What is a Tennis Elbow?
When the muscle tissue adjoining the arm bone at the elbow, extending the wrists and fingers is damaged an acute tennis elbow is caused. This kind of injury takes place when there is more force applied than the normal healthy tissues can handle at the elbow region.
What are the symptoms of a tennis elbow?
In general, those suffering from tennis elbow will experience pain when they perform any kind of gripping tasks or wrist and finger extension usage. The pain can simply be felt when the muscle is being stretched as well. The bony epicondyle present at the elbow will be tender and wrist muscles are also trigger points.
At times, tennis elbow sufferers may also experience neck stiffness and tenderness or signs of nerve irritations. In this case, it comes to of surprise that the elbow movements are almost pain-free even though that region is the cause of pain.
What are some of the common causes of Tennis Elbow?
- The uncommon use of the hand. For example Hammering, painting walls, excessive typing
- Extreme gripping or wringing actions
- Muscle tightness or poor forearm muscle strength
- Poor techniques ( In reference to a sport, for ex: a poor tennis shot)
In certain cases such as Chronic Tennis Elbow, poor health can lead to soft tissues in the muscles which are easily prone to injury. It is likely that post-injury, inflammation affects the region causing swelling and pain in the elbow.
Who is likely to suffer from Tennis Elbow?
Tennis elbow is quite a common injury among many. Several tennis players and workforce working in manual trades suffer this injury in high numbers. Although this can occur at any age, people above the years of 35 are more prone to a tennis elbow due to overuse of muscle tissue if they indulge in manual work. While, it is commonly found in the working hand used, there are chances of it striking on the non-dominant hand as well due to the unaccustomed usage of that hand. Both genders are exposed to be affected equally by this.
How can Tennis elbow be diagnosed?
The best way to diagnose a tennis elbow is through physiotherapy. Once the physiotherapist hears out the details of your injury, the history and performs some clinical tests to confirm the status of your injury, they will suggest a provisional diagnosis accordingly.

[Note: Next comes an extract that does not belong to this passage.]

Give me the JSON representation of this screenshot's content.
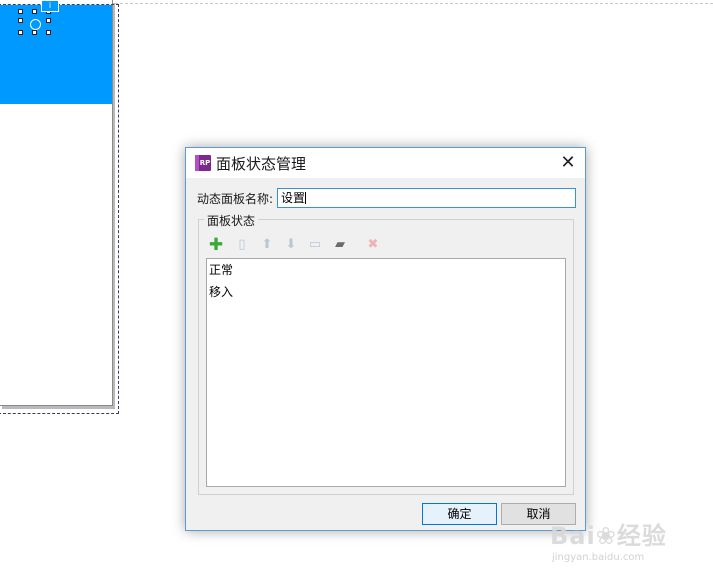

You may also have to take an ultrasound scan or MRI scan to identify any inflammation or tendon tears. Although this is of little benefit in regard to diagnosis, it is a great way to understand the injury and provide the right treatment.
Tennis Elbow Treatment
Physiotherapy has proven great results for the short term as well as long-term management of a tennis elbow. Some of the benefits that you can achieve through Physiotherapy are:
- Reduced pain in the elbow
- Tissue repair
- Restoring the joint range back to normal for free movements
- Regain muscle strength and length
Your physiotherapist will examine your elbow, neck, and arm and recommend an appropriate method of diagnosis based on your injury and lifestyle. Inclusions of Physiotherapy are electrotherapy, elbow Kinesio taping, muscle stretching, massage, and strengthening. The results of physiotherapy treatment can be measured by pain-free grip strength and honest opinion of the patient.
With highly skilled professional therapists at Portea, your Tennis Elbow is long to be forgotten. Their therapists will discuss your history in detail and suggest a suitable treatment to diagnose you. Portea is undeniable the best for these kinds of treatments and services.